App icons are more akin to logos – and logos are meant to be unique. They don’t need to communicate a particular action (Home, Reload, Back etc.) but provide a memorable and recognisable mark for the app. It can suggest what it does, but can be as simple as a logo mark or glyph. Icons within an interface serve a different purpose however – they work best when they’re not unique, rather following existing conventions to ensure understanding.
You have made some amazing illustrations. What is the process for doing these illustrations? What inspires you and how long does is take to finish an illustration?

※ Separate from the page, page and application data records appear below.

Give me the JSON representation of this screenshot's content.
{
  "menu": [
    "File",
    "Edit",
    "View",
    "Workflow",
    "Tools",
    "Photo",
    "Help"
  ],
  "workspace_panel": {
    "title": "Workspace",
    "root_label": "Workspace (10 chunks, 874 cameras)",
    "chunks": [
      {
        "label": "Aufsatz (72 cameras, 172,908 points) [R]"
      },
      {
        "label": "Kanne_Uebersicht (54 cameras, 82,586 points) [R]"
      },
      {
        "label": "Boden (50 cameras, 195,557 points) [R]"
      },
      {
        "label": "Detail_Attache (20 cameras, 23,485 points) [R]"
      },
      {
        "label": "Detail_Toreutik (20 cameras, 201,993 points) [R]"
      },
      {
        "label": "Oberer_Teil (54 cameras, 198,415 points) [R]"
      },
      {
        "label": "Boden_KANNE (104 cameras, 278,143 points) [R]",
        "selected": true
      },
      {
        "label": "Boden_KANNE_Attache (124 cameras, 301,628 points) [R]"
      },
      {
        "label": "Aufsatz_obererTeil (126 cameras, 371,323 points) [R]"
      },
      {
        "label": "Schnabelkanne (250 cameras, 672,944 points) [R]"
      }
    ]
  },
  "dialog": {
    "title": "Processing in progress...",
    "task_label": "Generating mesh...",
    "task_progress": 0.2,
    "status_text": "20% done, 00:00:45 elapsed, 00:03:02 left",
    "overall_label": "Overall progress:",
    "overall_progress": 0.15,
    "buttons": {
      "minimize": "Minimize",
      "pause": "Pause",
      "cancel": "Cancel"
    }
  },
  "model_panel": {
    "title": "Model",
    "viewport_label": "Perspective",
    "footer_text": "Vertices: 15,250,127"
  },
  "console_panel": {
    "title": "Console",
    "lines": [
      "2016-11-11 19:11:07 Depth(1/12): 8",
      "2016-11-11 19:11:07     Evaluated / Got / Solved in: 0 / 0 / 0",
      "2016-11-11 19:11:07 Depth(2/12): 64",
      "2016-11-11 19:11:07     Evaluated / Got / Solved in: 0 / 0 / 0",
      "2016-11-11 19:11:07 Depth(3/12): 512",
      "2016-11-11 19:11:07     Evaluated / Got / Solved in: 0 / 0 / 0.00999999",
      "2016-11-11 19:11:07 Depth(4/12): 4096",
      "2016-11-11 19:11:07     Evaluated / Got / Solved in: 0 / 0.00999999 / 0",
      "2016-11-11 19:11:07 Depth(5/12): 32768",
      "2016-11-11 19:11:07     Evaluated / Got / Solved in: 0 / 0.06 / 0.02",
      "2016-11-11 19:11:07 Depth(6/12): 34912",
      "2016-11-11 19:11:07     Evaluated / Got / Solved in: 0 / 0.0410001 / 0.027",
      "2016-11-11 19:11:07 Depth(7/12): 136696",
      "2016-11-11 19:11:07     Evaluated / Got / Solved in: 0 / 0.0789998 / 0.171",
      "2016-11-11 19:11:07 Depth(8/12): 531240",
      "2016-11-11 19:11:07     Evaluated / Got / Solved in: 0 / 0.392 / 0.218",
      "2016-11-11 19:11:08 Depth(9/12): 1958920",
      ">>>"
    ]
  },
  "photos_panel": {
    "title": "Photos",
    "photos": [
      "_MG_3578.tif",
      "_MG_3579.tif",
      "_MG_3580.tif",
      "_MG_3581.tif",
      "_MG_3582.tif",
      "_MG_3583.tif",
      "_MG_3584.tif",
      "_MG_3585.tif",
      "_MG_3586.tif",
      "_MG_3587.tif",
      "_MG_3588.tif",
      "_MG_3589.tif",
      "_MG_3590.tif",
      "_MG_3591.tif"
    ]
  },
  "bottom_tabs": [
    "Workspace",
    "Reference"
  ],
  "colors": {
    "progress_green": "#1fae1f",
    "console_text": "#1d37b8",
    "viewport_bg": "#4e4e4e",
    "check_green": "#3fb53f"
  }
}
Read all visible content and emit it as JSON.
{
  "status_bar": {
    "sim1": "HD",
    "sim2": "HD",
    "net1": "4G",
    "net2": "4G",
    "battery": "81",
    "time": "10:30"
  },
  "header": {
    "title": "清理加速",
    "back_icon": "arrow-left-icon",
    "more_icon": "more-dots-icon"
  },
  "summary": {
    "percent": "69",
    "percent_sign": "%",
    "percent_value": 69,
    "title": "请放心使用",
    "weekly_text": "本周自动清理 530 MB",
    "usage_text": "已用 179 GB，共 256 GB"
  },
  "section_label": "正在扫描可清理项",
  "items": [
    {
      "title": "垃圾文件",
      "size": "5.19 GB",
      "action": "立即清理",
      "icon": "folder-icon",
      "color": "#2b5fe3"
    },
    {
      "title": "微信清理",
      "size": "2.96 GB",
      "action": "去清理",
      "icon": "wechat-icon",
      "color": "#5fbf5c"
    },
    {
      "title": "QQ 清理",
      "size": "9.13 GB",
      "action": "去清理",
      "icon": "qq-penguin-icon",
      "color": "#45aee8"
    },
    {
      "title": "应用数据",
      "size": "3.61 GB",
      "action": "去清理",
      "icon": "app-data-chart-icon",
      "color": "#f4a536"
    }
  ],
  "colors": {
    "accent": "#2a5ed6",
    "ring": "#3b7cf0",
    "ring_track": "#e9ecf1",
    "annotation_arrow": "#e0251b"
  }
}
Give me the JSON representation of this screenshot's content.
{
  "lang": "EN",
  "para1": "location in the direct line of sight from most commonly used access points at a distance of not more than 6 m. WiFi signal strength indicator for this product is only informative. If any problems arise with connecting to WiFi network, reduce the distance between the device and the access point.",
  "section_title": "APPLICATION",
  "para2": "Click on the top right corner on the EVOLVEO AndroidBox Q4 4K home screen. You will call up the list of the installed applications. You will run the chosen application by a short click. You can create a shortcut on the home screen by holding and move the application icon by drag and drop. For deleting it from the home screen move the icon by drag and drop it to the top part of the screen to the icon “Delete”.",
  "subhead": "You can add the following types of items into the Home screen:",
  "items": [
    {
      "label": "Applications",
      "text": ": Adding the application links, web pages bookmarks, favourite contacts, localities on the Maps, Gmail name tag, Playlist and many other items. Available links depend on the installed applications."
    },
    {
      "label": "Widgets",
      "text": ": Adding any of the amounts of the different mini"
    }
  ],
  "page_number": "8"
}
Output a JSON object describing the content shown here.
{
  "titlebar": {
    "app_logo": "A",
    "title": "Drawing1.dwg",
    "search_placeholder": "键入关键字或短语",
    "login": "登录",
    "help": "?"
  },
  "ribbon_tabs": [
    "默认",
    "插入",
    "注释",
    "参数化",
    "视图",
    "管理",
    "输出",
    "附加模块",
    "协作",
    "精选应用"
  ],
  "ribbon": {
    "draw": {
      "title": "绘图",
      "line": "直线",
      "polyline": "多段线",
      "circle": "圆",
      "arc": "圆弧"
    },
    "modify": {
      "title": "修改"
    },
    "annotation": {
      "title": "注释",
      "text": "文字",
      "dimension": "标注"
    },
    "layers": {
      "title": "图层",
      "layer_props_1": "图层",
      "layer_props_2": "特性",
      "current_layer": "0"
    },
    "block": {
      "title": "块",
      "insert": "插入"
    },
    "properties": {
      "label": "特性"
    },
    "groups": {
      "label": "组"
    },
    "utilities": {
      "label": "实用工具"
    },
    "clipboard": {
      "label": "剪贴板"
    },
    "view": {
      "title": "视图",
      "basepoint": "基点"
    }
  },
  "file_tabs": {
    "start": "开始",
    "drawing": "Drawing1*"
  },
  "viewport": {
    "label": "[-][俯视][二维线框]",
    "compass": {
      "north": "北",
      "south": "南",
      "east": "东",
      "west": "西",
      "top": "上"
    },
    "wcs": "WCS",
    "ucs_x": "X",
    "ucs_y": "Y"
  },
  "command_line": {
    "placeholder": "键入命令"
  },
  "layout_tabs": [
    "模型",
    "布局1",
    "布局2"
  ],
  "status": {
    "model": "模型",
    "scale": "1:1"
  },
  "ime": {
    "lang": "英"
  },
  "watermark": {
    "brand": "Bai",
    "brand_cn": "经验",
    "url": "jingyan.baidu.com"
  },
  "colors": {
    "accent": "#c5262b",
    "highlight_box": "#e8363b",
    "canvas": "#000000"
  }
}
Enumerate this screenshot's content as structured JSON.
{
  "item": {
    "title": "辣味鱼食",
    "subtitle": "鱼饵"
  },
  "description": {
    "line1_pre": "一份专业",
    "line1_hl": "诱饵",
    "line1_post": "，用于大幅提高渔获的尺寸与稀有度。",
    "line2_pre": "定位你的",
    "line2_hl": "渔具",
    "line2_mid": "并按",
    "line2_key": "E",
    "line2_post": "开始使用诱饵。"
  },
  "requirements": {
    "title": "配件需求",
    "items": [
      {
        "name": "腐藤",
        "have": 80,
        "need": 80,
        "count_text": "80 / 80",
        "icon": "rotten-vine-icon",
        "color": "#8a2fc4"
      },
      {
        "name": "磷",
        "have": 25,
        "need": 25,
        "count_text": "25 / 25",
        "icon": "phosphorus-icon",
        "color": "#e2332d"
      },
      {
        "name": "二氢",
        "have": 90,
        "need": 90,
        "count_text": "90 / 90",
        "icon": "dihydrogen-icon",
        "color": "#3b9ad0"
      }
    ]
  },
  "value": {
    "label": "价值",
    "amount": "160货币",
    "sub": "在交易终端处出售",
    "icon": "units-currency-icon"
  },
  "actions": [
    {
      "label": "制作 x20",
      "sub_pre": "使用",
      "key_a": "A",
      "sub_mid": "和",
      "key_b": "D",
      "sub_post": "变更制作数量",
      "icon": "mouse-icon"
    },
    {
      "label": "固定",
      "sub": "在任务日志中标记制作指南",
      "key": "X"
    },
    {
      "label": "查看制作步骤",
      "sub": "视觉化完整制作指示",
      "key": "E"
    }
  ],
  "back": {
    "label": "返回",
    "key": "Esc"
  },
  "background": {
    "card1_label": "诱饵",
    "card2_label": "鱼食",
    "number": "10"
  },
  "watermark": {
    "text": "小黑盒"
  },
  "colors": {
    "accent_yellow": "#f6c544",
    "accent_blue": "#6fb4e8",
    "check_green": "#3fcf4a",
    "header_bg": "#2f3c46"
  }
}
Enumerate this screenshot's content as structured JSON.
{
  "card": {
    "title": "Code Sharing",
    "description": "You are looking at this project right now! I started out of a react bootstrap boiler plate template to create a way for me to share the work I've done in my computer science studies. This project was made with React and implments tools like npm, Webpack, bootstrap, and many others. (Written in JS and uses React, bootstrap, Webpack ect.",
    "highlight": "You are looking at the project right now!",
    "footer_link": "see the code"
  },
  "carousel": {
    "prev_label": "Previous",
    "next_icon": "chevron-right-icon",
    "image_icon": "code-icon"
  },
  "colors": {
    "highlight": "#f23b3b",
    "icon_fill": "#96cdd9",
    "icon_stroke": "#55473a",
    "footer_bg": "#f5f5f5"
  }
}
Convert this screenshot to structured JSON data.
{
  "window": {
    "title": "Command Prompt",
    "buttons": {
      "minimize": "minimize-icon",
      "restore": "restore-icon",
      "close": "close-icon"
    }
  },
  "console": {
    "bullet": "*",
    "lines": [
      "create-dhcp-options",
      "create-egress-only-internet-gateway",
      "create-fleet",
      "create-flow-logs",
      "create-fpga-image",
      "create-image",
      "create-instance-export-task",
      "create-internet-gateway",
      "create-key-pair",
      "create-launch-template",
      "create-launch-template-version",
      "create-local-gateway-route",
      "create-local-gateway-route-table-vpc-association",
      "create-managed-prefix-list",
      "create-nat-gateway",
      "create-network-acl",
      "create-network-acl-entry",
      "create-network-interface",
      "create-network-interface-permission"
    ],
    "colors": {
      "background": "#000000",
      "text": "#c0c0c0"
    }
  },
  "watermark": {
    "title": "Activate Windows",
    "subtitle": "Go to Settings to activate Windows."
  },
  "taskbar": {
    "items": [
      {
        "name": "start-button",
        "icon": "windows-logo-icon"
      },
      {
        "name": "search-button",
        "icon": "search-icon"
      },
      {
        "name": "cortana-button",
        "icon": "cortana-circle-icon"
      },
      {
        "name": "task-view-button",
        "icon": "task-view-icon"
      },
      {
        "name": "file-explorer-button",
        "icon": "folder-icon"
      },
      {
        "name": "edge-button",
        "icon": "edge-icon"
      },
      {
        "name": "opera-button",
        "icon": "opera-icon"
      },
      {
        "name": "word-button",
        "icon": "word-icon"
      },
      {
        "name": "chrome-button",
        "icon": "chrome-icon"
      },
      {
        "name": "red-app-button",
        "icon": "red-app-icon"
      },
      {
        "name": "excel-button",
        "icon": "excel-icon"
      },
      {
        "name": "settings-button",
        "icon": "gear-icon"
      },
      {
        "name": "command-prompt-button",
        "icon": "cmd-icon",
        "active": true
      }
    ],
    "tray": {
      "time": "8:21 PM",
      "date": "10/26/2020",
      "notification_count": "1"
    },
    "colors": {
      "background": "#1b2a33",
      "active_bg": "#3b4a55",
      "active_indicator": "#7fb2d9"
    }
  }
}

Wildlife illustrations would take around a month, but more recent ones like Mailchimp would be a matter of a couple of days overall, with all the iterations.
I use Google Image Search and Flickr a heck of a lot when researching and getting ideas. A process that would’ve taken days back when I was doing wildlife illustration, now takes a matter of minutes.
HTML5, CSS3 and support for formats such as SVG gives designers like you more freedom for creating great designs. Which new technologies can get you really excited as a designer?
I’m very excited and hopeful for SVG still. It has the advantage of being supported by professional drawing tools such as Illustrator, and when you see what you can do in a browser that does support it (Opera has the best SVG support). For example, it will get around the problem of bitmaps on logos an icons on different resolutions with one small file. Resolution Independence is going to be vital in the coming years.
CSS3 is also very exciting from a web design perspective, as a graphics editor is needed less and less. A lot can be achieved with CSS now, in a browser that supports it at least!
Ok, last question – You have been talking at FOWD before – will you be speaking at conferences this year?
I’m taking a year off from speaking and attending this year, to make sure I get the book written, even though I’ve had more speaking invitations than any previous year! I timed that wrong didn’t I?
I’m sure the book will make you an even more popular speaker at conferences. Thank you for your time!